Your instructions:
All of the data should be restated word for word, with the pictures omitted.

Data about app and page elements:
════════════════════

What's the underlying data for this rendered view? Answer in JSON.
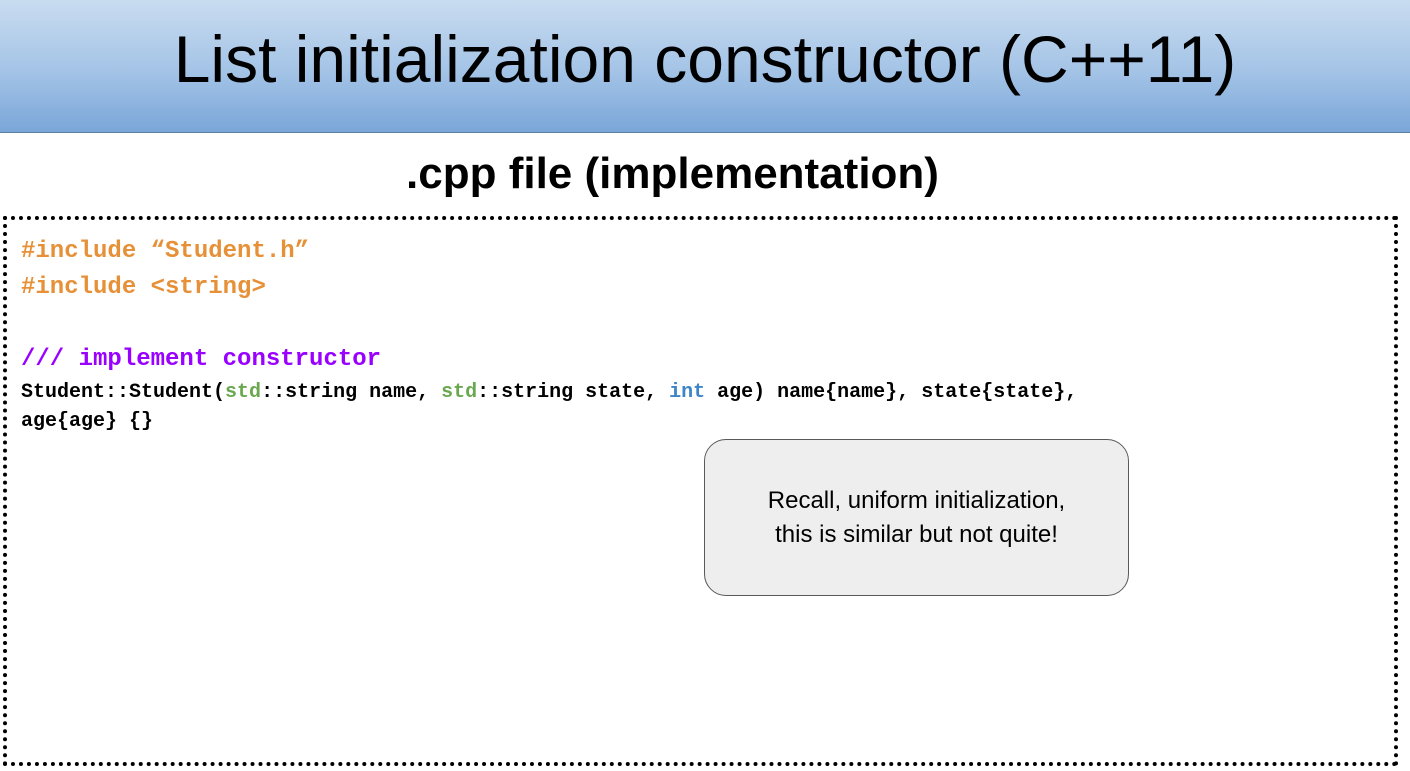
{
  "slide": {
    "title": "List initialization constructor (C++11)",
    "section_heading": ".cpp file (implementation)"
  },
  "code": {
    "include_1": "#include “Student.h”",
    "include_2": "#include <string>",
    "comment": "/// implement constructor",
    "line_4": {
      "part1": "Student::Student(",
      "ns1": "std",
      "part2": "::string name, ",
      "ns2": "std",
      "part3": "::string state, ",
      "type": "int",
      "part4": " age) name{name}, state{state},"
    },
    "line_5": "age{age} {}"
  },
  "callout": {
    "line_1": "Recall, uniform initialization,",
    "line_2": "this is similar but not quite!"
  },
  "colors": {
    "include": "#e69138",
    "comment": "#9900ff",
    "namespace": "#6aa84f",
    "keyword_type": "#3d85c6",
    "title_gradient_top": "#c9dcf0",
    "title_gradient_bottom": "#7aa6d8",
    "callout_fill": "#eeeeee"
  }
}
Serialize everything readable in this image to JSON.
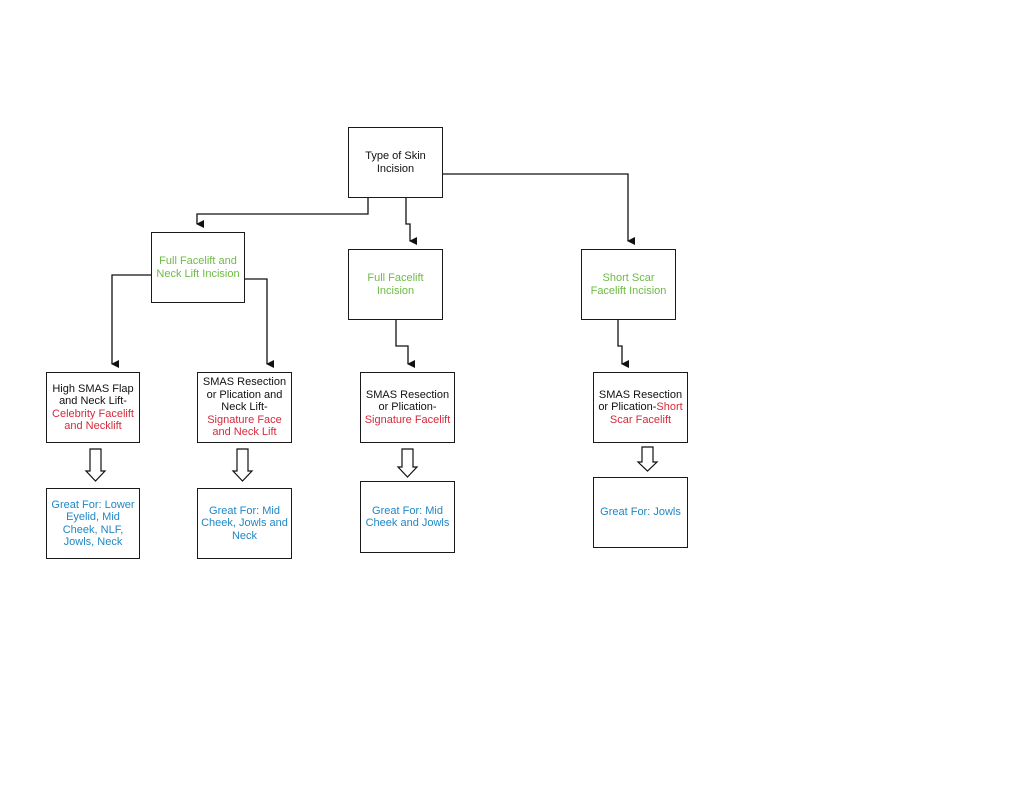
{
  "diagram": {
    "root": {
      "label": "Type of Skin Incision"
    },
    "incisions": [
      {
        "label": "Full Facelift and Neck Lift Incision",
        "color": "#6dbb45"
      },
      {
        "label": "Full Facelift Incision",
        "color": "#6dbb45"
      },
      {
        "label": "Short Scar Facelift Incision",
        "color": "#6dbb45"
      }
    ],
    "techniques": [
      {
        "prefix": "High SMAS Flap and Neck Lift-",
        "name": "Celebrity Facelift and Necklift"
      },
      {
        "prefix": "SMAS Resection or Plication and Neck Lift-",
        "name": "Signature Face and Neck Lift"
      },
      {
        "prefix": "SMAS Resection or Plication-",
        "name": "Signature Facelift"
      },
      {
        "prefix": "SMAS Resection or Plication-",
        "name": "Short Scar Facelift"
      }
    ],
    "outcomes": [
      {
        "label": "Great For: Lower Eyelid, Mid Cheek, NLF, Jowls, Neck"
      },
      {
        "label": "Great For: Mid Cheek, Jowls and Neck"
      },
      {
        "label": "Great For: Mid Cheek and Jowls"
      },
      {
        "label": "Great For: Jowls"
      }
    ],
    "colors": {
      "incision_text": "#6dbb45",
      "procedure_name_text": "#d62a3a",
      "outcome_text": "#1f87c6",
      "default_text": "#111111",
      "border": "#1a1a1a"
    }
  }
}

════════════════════

Your solution:
What's the underlying data for this rendered view? Answer in JSON.
{
  "slide": {
    "title": "List initialization constructor (C++11)",
    "section_heading": ".cpp file (implementation)"
  },
  "code": {
    "include_1": "#include “Student.h”",
    "include_2": "#include <string>",
    "comment": "/// implement constructor",
    "line_4": {
      "part1": "Student::Student(",
      "ns1": "std",
      "part2": "::string name, ",
      "ns2": "std",
      "part3": "::string state, ",
      "type": "int",
      "part4": " age) name{name}, state{state},"
    },
    "line_5": "age{age} {}"
  },
  "callout": {
    "line_1": "Recall, uniform initialization,",
    "line_2": "this is similar but not quite!"
  },
  "colors": {
    "include": "#e69138",
    "comment": "#9900ff",
    "namespace": "#6aa84f",
    "keyword_type": "#3d85c6",
    "title_gradient_top": "#c9dcf0",
    "title_gradient_bottom": "#7aa6d8",
    "callout_fill": "#eeeeee"
  }
}
Serialize everything readable in this image to JSON.
{
  "diagram": {
    "root": {
      "label": "Type of Skin Incision"
    },
    "incisions": [
      {
        "label": "Full Facelift and Neck Lift Incision",
        "color": "#6dbb45"
      },
      {
        "label": "Full Facelift Incision",
        "color": "#6dbb45"
      },
      {
        "label": "Short Scar Facelift Incision",
        "color": "#6dbb45"
      }
    ],
    "techniques": [
      {
        "prefix": "High SMAS Flap and Neck Lift-",
        "name": "Celebrity Facelift and Necklift"
      },
      {
        "prefix": "SMAS Resection or Plication and Neck Lift-",
        "name": "Signature Face and Neck Lift"
      },
      {
        "prefix": "SMAS Resection or Plication-",
        "name": "Signature Facelift"
      },
      {
        "prefix": "SMAS Resection or Plication-",
        "name": "Short Scar Facelift"
      }
    ],
    "outcomes": [
      {
        "label": "Great For: Lower Eyelid, Mid Cheek, NLF, Jowls, Neck"
      },
      {
        "label": "Great For: Mid Cheek, Jowls and Neck"
      },
      {
        "label": "Great For: Mid Cheek and Jowls"
      },
      {
        "label": "Great For: Jowls"
      }
    ],
    "colors": {
      "incision_text": "#6dbb45",
      "procedure_name_text": "#d62a3a",
      "outcome_text": "#1f87c6",
      "default_text": "#111111",
      "border": "#1a1a1a"
    }
  }
}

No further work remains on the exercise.